Republican candidates for attorney general, state superintendent and lieutenant governor are all headed to the August runoff.
In the heated attorney general race, Mike Hunter had 44.5 percent of the votes over Gentner Drummond’s 38.5 percent. Democrat Mark Myles will face the winner in November.
The race for attorney general got negative, Drummond acknowledged to supporters at his Tulsa watch party.
“I don’t think that voters enjoy the negative tone, and I certainly don’t want it to be a negative tone,” Drummond said. “I think that if we can just stay on message and talk about the differences in leadership and what we both represent and stand for, I think it will be clear in August that Oklahoma will choose me.”
Hunter addressed his supporters at an Oklahoma City watch party, telling them that nothing is ever easy, and that the last 10 weeks have definitely not been easy.
The campaign is in good shape, he said, despite Drummond putting more than $1 million into the race.
“This office is not for sale,” Hunter said, prompting applause from supporters. “Thank you for your support. It is on to August. August looks good.”
Drummond has put at least $1.25 million of his own money into the campaign, while Hunter — surprised by Drummond’s candidacy — has had to put $450,000 into his.

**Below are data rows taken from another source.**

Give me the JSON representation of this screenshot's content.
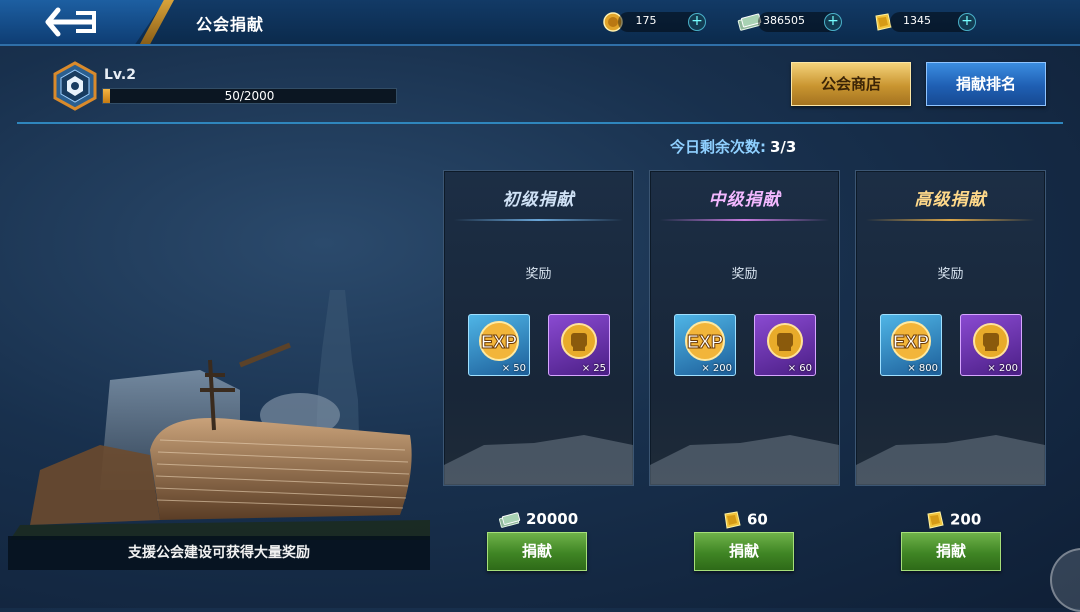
{
  "header": {
    "title": "公会捐献"
  },
  "resources": [
    {
      "icon": "guild-coin-icon",
      "value": "175"
    },
    {
      "icon": "cash-icon",
      "value": "386505"
    },
    {
      "icon": "gold-bar-icon",
      "value": "1345"
    }
  ],
  "level": {
    "label": "Lv.2",
    "progress_text": "50/2000",
    "progress_fraction": 0.025
  },
  "buttons": {
    "shop": "公会商店",
    "ranking": "捐献排名"
  },
  "remaining": {
    "label": "今日剩余次数:",
    "value": "3/3"
  },
  "tip": "支援公会建设可获得大量奖励",
  "reward_label": "奖励",
  "cards": [
    {
      "title": "初级捐献",
      "title_color": "#cfe1f5",
      "line_color": "#6aa6d8",
      "rewards": [
        {
          "icon": "exp-icon",
          "count": "× 50"
        },
        {
          "icon": "fist-medal-icon",
          "count": "× 25"
        }
      ],
      "cost_icon": "cash-icon",
      "cost": "20000",
      "button": "捐献"
    },
    {
      "title": "中级捐献",
      "title_color": "#f3b8ff",
      "line_color": "#c77bdf",
      "rewards": [
        {
          "icon": "exp-icon",
          "count": "× 200"
        },
        {
          "icon": "fist-medal-icon",
          "count": "× 60"
        }
      ],
      "cost_icon": "gold-bar-icon",
      "cost": "60",
      "button": "捐献"
    },
    {
      "title": "高级捐献",
      "title_color": "#ffd98a",
      "line_color": "#d9a64a",
      "rewards": [
        {
          "icon": "exp-icon",
          "count": "× 800"
        },
        {
          "icon": "fist-medal-icon",
          "count": "× 200"
        }
      ],
      "cost_icon": "gold-bar-icon",
      "cost": "200",
      "button": "捐献"
    }
  ],
  "colors": {
    "accent_gold": "#c99530",
    "accent_blue": "#1f5fb3",
    "donate_green": "#3f8524"
  }
}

Drummond kept his plans to run secret until the April filing period, then hit Hunter with an eligibility challenge and advertising campaign. Hunter fought back by questioning Drummond’s ethics and competency.
Besides his law practice, Drummond is involved in banking and other businesses and operates an Osage County ranch.
Hunter has held several elected and appointed offices in state government over the past 30 years, including two tours as secretary of state. Gov. Mary Fallin appointed him attorney general in February 2017 after Scott Pruitt resigned to become head of the Environmental Protection Agency.
State superintendent: Incumbent Joy Hofmeister will face former State Secretary of Education Linda Murphy in the runoff. Democrat John Cox and independent Larry Huff are also running.
Lieutenant governor: Oklahoma Corporation Commissioner Dana Murphy, who carried more than 45 percent of the vote, and former Oklahoma Republican Party Chairman Matt Pinnell will meet in the runoff. The Democratic race was too close as of 11 p.m. In a two-person race, Anastasia Pittman had 50.3 percent of the vote and Anna Dearmore had 49.7 percent.
State auditor: Cindy Byrd and Charlie Prater appeared to be headed for a runoff in the Republican primary. At 11 p.m., Byrd had more than 49 percent — just short of what was needed. Charlie Prater had 42 percent.
Corporation commissioner: Incumbent Bob Anthony and Brian Bingman will meet in the Republican runoff. Anthony narrowly missed winning the nomination, picking up 47 percent of the vote. Bingman had 38 percent.Democrat Ashley Nicole McCray was just short of the majority needed. She had nearly 49 percent and will face Blake Cummings, who had 22 percent in the four-person field.
Labor commissioner: Cathy Costello will meet Leslie Osborn in the Republican runoff. In the Democratic race, Fred Dorrell won by a nearly 3-to-1 margin over Sam A Mis-Soum.